Why does one restaurant thrive while
its neighbor sinks faster than an iffy soufflé? In this
highly competitive restaurant climate, it's not only what's
on the plate, but what's on the walls, floor, and ceiling
that makes the difference.
When San Francisco chef Nancy Oakes first saw the site that her
designer/partner Pat Kuleto had found for her new restaurant, she
walked up to the building and hugged it. It was a historic but
run-down 1889 French-style brick building called the Audiffred, one
of the few structures spared by the 1906 earthquake and fire.
Once the lease was signed, Kuleto set to work crafting a gorgeous
belle époque-style interior, with hand-blown art-nouveau glass
light fixtures, decorative ironwork, and perfectly framed views of
the Bay Bridge. Now, more than 10 years later, Boulevard remains

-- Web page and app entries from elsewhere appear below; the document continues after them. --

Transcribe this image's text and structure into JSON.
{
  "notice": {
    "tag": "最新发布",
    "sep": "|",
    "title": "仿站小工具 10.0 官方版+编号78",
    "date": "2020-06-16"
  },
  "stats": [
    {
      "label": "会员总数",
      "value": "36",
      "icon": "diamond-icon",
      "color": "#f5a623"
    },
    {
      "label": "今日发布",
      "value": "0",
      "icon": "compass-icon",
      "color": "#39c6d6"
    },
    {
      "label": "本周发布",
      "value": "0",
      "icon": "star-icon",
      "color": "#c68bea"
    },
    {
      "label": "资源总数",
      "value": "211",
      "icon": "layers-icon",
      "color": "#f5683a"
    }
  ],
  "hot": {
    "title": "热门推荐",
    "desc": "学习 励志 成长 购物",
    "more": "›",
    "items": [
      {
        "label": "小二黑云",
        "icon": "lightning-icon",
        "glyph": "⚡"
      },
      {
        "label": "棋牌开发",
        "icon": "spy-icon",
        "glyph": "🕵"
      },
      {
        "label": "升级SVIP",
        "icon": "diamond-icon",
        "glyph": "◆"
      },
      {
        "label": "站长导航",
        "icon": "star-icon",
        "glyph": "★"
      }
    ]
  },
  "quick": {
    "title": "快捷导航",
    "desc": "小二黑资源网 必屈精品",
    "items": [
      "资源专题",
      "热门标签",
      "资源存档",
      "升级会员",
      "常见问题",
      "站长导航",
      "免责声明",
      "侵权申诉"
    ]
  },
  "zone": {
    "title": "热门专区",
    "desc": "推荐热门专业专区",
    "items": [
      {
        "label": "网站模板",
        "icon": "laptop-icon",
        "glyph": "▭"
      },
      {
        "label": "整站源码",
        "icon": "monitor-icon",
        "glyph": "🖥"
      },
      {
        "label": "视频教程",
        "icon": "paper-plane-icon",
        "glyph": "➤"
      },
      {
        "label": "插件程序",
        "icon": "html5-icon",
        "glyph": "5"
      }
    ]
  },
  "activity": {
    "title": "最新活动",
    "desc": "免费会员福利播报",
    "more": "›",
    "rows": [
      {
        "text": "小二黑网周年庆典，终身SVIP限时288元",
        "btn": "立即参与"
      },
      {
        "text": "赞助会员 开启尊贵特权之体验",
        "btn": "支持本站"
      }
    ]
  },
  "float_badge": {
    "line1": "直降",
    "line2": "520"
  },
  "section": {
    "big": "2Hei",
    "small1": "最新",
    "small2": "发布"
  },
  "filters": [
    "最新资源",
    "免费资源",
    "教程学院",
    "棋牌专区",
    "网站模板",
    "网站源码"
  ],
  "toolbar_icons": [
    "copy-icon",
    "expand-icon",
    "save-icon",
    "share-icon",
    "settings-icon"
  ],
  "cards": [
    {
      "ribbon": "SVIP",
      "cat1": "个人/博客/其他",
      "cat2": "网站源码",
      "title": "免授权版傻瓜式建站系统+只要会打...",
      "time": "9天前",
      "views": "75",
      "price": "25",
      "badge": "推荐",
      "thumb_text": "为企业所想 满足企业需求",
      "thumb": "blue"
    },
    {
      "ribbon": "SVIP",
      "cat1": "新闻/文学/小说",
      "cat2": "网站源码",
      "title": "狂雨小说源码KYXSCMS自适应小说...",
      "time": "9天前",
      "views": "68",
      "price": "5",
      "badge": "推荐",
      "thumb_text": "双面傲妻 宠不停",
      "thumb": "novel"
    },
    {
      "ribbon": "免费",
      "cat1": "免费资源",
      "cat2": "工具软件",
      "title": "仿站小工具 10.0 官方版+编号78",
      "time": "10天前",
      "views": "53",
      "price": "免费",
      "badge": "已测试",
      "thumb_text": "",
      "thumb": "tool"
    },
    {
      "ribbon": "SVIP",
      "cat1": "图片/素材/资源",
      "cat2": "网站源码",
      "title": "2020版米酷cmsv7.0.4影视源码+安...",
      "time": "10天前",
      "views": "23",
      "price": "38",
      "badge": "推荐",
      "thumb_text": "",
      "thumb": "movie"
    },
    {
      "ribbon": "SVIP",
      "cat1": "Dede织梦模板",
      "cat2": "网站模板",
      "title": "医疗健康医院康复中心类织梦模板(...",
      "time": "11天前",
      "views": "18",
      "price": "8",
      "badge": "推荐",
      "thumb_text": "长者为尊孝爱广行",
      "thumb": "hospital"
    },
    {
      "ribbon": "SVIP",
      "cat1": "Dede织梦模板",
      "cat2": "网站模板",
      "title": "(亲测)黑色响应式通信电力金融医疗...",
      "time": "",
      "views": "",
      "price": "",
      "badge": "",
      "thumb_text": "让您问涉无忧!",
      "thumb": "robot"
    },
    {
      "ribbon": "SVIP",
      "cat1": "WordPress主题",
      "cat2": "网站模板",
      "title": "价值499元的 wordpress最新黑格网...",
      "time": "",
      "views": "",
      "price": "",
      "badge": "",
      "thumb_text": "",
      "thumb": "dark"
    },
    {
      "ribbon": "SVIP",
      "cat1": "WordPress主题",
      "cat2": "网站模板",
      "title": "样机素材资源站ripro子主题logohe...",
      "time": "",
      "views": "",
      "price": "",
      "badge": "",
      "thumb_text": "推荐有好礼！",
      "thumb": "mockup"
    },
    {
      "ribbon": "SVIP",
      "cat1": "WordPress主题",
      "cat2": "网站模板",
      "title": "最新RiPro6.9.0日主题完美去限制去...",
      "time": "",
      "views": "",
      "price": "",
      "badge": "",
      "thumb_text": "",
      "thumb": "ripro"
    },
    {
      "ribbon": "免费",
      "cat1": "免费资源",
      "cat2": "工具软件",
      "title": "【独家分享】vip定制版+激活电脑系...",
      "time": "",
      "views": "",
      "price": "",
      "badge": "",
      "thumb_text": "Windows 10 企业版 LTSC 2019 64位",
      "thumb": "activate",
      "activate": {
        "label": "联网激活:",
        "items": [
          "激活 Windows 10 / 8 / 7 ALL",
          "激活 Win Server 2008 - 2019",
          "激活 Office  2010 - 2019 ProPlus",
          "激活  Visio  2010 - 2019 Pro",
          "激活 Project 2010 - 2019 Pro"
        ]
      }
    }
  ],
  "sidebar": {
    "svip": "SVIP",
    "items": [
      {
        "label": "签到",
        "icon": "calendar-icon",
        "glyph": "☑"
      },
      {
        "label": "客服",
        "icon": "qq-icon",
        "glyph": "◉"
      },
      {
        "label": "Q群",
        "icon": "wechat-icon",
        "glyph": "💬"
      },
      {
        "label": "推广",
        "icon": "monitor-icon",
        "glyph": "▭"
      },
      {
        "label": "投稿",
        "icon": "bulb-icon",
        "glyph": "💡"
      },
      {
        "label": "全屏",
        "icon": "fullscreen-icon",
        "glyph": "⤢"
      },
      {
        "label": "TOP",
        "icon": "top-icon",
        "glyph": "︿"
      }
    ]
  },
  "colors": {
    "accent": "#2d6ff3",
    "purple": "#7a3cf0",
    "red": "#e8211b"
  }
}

one of San Francisco's most cherished restaurants, thanks to Oakes'
French-influenced modern-American cuisine and Kuleto's dazzling
"We created Boulevard on the foundation that diners need to be
comforted by their surroundings as well as by their food," Kuleto
says. With that simple sentence, Kuleto sums up the primary goal of
good restaurant designers and architects everywhere: to create
successful and compelling restaurants that comfort and flatter
their guests. Whether it's a sophisticated 60-seat jewel box or a
hangar-size space for 250, designers agree that unless customers
feel good - and feel they look good - in the restaurant, they'll
never return, no matter how icy the gelato or how hot the chef.
"Even if the place is made of cardboard and burlap, it's the people
who must shine," says architect Hugh Hardy, who has created some of
the country's most majestic and important New York restaurants,
including Brasserie 8 1/2 and Guastavino's, with its magnificent
100-year-old vaulted ceilings. "It fatigues the diner if everything
is overly theatrical. The room can't upstage the people or the